In 1917, Melvin Jones, a Chicago business leader, told members of his local business club they should reach beyond business issues and address the betterment of their communities and the world. Jones' group, the Business Circle of Chicago, agreed.
After contacting similar groups around the United States, an organizational meeting was held on June 7, 1917, in Chicago, Illinois, USA. The new group took the name of one of the invited groups, the "Association of Lions Clubs," and a national convention was held in Dallas, Texas, USA in October of that year. A constitution, by-laws, objects and a code of ethics were approved.
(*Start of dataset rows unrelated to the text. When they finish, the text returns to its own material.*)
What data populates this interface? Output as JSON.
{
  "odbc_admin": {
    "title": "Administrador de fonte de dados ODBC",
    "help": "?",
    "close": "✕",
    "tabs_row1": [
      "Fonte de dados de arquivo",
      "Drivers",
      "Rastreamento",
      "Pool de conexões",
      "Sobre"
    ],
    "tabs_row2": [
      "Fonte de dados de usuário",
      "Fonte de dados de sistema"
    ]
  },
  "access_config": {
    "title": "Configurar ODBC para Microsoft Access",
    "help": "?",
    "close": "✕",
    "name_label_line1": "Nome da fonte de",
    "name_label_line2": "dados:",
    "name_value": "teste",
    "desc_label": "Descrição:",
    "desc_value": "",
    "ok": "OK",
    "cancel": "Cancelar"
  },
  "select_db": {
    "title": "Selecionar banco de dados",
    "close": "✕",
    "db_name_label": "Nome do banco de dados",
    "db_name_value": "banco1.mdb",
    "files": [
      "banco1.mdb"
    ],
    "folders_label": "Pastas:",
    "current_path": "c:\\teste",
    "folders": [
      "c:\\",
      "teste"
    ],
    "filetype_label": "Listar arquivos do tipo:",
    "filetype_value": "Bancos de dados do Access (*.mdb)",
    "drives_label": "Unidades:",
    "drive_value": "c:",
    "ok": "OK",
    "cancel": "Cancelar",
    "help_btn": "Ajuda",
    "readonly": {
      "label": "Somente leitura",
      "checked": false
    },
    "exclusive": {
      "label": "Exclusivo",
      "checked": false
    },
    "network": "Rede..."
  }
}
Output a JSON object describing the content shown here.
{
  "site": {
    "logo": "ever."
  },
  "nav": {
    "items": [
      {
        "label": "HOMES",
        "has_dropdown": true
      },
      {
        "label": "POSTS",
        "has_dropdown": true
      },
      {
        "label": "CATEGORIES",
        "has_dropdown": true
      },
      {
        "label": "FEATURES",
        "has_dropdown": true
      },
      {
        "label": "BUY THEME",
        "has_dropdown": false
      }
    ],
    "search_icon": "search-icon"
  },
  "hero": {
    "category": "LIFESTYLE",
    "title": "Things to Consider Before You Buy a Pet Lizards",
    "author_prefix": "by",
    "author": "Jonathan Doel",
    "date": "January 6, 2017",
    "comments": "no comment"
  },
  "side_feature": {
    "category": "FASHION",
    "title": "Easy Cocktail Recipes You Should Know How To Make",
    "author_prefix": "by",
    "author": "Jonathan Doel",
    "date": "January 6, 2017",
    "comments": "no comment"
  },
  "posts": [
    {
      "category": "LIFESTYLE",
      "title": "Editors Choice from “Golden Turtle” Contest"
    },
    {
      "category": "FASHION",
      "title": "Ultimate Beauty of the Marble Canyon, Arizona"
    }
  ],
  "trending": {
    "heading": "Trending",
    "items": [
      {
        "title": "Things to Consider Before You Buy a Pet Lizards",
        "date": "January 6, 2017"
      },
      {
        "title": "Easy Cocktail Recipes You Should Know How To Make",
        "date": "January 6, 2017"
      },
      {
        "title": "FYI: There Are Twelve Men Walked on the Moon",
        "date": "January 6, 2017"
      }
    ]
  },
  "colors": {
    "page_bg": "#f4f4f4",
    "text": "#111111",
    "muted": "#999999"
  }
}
Within three years, Lions became an international organization. Since then, we've earned high marks for both integrity and transparency. We're a well-run organization with a steady vision, a clear mission, and a long – and proud – history.
To be the global leader in community and humanitarian service.
To empower volunteers to serve their communities, meet humanitarian needs, encourage peace and promote international understanding through Lions clubs.
Lions International Purposes
- To Organize, charter and supervise service clubs to be known as Lions clubs.
- To Coordinate the activities and standardize the administration of Lions clubs.
- To Create and foster a spirit of understanding among the peoples of the world.
- To Promote the principles of good government and good citizenship.
- To Take an active interest in the civic, cultural, social and moral welfare of the community.
- To Unite the clubs in the bonds of friendship, good fellowship and mutual understanding.
- To Provide a forum for the open discussion of all matters of public interest; provided, however, that partisan politics and sectarian religion shall not be debated by club members.
- To Encourage service-minded people to serve their community without personal financial reward, and to encourage efficiency and promote high ethical standards in commerce, industry, professions, public works and private endeavors.
Lions Code of Ethics
- To Show my faith in the worthiness of my vocation by industrious application to the end that I may merit a reputation for quality of service.
- To Seek success and to demand all fair remuneration or profit as my just due, but to accept no profit or success at the price of my own self-respect lost because of unfair advantage taken or because of questionable acts on my part.
- To Remember that in building up my business it is not necessary to tear down another's; to be loyal to my clients or customers and true to myself.
- Whenever a doubt arises as to the right or ethics of my position or action towards others, to resolve such doubt against myself.
- To Hold friendship as an end and not a means. To hold that true friendship exists not on account of the service performed by one another, but that true friendship demands nothing but accepts service in the spirit in which it is given.
- Always to bear in mind my obligations as a citizen to my nation, my state, and my community, as to give them my unswerving loyalty in word, act, and deed. To give them freely of my time, labor and means.
- To Aid others by giving my sympathy to those in distress, my aid to the weak, and my substance to the needy.
- To Be Careful with my criticism and liberal with my praise; to build up and not destroy.
Beginning in 1917
Chicago business leader Melvin Jones asked a simple and world-changing question – what if people put their talents to work improving their communities? Almost 100 years later, Lions Clubs International is the world's largest service club organization, with more than 1.3 million members in more than 45,000 clubs and countless stories of Lions acting on the same simple idea: let's improve our communities.
1920: Going International
Just three years after our founding, Lions became international when we established the first club in Canada. Mexico followed in 1927. In the 1950s and 1960s international growth accelerated, with new clubs in Europe, Asia and Africa.
1925: Eradicating Blindness
Helen Keller addressed the Lions Clubs International Convention in Cedar Point, Ohio, USA, and challenged Lions to become "knights of the blind in the crusade against darkness." Since then, we have worked tirelessly to aid the blind and visually impaired.
1945: Uniting Nations
The ideal of an international organization is exemplified by our enduring relationship with the United Nations. We were one of the first nongovernmental organizations invited to assist in the drafting of the United Nations Charter and have supported the work of the UN ever since.
1957: Organizing Youth Programs
In the late 1950s, we created the Leo Program to provide the youth of the world with an opportunity for personal development through volunteering. There are approximately 144,000 Leos and 5,700 Leo clubs in more than 140 countries worldwide.
1968: Establishing Our Foundation
Lions Clubs International Foundation assists Lions with global and large-scale local humanitarian projects. Through our Foundation, Lions meet the needs of their local and global communities.
1990: Launching SightFirst
Through SightFirst, Lions are restoring sight and preventing blindness on a global scale. Launched in 1990, Lions have raised more than $346 million for this initiative. SightFirst targets the major causes of blindness: cataract, trachoma, river blindness, childhood blindness, diabetic retinopathy and glaucoma.
Today: Extending Our Reach
Lions Clubs International extends our mission of service every day – in local communities, in all corners of the globe. The needs are great and our services broad, including sight, health, youth, elderly, the environment and disaster relief. Our international network has grown to include more than 200 countries and geographic areas.